Compound Returns on Engineering Excellence

A simple initiative for working with your team and focus on the right points to improve Engineering Excellence

Compound Returns on Engineering Excellence
Photo by SpaceX / Unsplash

I see a lack of honesty in our industry when we share knowledge. Every post is intented to sell the legend because we are as great as the legend we create.

I'm going to try to be honest and share with you a simple initiative I'm trying out with my team. My objective is to solve some of the problems we have and improve our Engineering Excellence.

What is Engineering Excellence?

The truth is... nobody really knows. So nobody will give you a right answer. I went on twitter and asked the community, I read a bunch of Medium posts and I had conversations with other technical leaders. Only to arrive at the conclusion that Engineering Excellence can only be improved; it cannot be achieved.

I found out that Engineering Excellence is about how a Product Engineering team approaches problems, breaks them into steps that add value, implements those steps and learns from how the solution is performing at a BusinessProduct and Engineering level. In three words: plan, build and learn.

Compound Returns on Engineering Excellence is just a mental model. A metaphor. A way of giving meaning to my quest of trying to improve my team by telling an interesting story. Compounding is about taking advantage of the returns your investments already generate by reinvesting them again. In other words, compounding is where you earn a return on returns that are already earned and reinvested.

With time, an Engineering team will improve their practices and systems if well though improvements are implemented. Every consecutive improvement will benefit from the last one. You must find your own story and give it the meaning your team needs. I work at a fintech so compounding seemed the right metaphor for us.

It's dangerous to go alone!

In the the very first cave of The Legend of Zelda, an old man says: It's dangerous to go alone! Take this. He gives Link a sword to help him on his quest to defeat Ganon and rescue Princess Zelda.

There is no way you can accurately find out what the team needs to improve by yourself. I picked up three of the people I trust most. They don't have to be the most Senior Engineers; they only have to be people others can look at and see as role models. They will help you find out what the team needs to improve. They will also help you create a plan, lead initiatives and inspire others to join in your quest.

But before starting the journey, I shared the initiative with the people I trust. I tried to enlist them, make space for them so they can grow and that way I tried to build trust. You do that last one by being honest and transparent about the problems you will encounter on your journey.

What to improve?

There are many ways you can lead the people you have chosen to help you find it out.
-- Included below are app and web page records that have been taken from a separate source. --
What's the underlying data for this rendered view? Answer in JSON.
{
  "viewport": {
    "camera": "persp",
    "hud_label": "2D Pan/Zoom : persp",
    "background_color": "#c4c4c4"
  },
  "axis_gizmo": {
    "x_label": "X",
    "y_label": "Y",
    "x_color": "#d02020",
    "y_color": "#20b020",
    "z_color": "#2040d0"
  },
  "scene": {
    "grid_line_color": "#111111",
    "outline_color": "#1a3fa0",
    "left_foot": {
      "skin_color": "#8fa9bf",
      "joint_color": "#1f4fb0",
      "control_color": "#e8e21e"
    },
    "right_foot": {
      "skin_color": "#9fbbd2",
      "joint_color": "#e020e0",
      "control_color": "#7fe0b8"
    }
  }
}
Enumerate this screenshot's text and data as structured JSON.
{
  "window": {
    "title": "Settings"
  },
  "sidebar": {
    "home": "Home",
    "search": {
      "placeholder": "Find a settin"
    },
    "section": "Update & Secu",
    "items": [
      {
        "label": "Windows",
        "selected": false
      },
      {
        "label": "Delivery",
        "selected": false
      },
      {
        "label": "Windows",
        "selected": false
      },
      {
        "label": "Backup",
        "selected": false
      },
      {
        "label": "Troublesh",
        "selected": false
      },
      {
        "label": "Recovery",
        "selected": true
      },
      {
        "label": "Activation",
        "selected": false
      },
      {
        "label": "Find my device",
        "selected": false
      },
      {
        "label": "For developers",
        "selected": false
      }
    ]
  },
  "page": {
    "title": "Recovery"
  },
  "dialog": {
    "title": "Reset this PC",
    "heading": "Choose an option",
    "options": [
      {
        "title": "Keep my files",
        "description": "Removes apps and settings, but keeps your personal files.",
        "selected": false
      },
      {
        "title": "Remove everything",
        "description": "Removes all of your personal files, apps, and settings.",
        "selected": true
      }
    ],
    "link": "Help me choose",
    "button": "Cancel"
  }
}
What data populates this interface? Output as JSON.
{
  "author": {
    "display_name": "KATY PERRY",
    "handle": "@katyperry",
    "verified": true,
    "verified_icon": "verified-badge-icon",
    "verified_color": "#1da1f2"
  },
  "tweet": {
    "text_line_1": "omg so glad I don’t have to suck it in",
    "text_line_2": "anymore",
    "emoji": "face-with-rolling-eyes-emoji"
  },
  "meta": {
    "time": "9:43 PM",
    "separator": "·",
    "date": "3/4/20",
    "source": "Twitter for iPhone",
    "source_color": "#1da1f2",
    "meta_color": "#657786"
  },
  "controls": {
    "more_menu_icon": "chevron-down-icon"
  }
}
But the main idea is drawn from the Design Sprint methodology: diverge and converge. You need to find spaces where you can together explore many possibilities, find out what others think, set clear objectives, ask for feedback, give everyone a role and make decisions. Other book that talks about how to approach a problem as a team, explore possible solutions and make a decision is Mastering Collaboration: Make Working Together Less Painful and More Productive.

You will lead one initiative yourself to give example. But each one of those people you've chosen will also lead one. This is important because it will allow them to shine, inspire and involve other members of the team. Leading does not mean doing. It means pursuing, involving others and making sure it happens.

What are we improving?

After a couple of weeks of brainstorming, debating, analysing and asking for feedback, we decided to focus on three aspects we must improve in the short term:

  • Vertical Continuous Delivery. The team's ability to break big problems into small pieces so every step makes sense, adds value and reduces risk.
  • Quality. The team's ability and processes to build simple yet testable, readable, maintainable and evolvable code.
  • Observability & Monitoring. The team's mindset to think and learn about what happens to the code after it is in one of the dark corners of the internet.

The journey is broken down into three phases: Shu-Ha-Ri. Nobody explains this better than Martin Fowler so I'm not going to even try to do a better job.

Every team needs to improve different aspects of its Engineering Excellence throughout its life. Your team will have to follow its own path and battle its own demons.

Make sure you have checkpoints along the journey so you can adjust your plans for the needs your team has. Also, make sure you can escape from the chaos and day to day histeria so you can have some time to think and reflect on the changes happening because this initiative.

What could possibly go wrong?

Everything. One of the most famous quotes in business is:

If you can't measure it, you can't improve it.

What if you're starting to improve your team's Engineering Excellence but you are not measuring anything yet (quantitatively or qualitatively)? Keep going. You don't have time to measure first and improve later. You'll need to do both at the same time. Actually, make the team understand why measuring themsleves is so damn important as part of the journey.

If you know something about Engineering teams and people in general you know there is no guarantee this initiative will succeed. But I would love to have a chat if you try this or something similar.

What to do when you finish?

You never finish. When you do, if you do, you start over. But make sure you assess your team has actually improved their Engineering Excellence from time to time.

Subscribe to Stanete

Sign up now to get access to the library of members-only issues.
Jamie Larson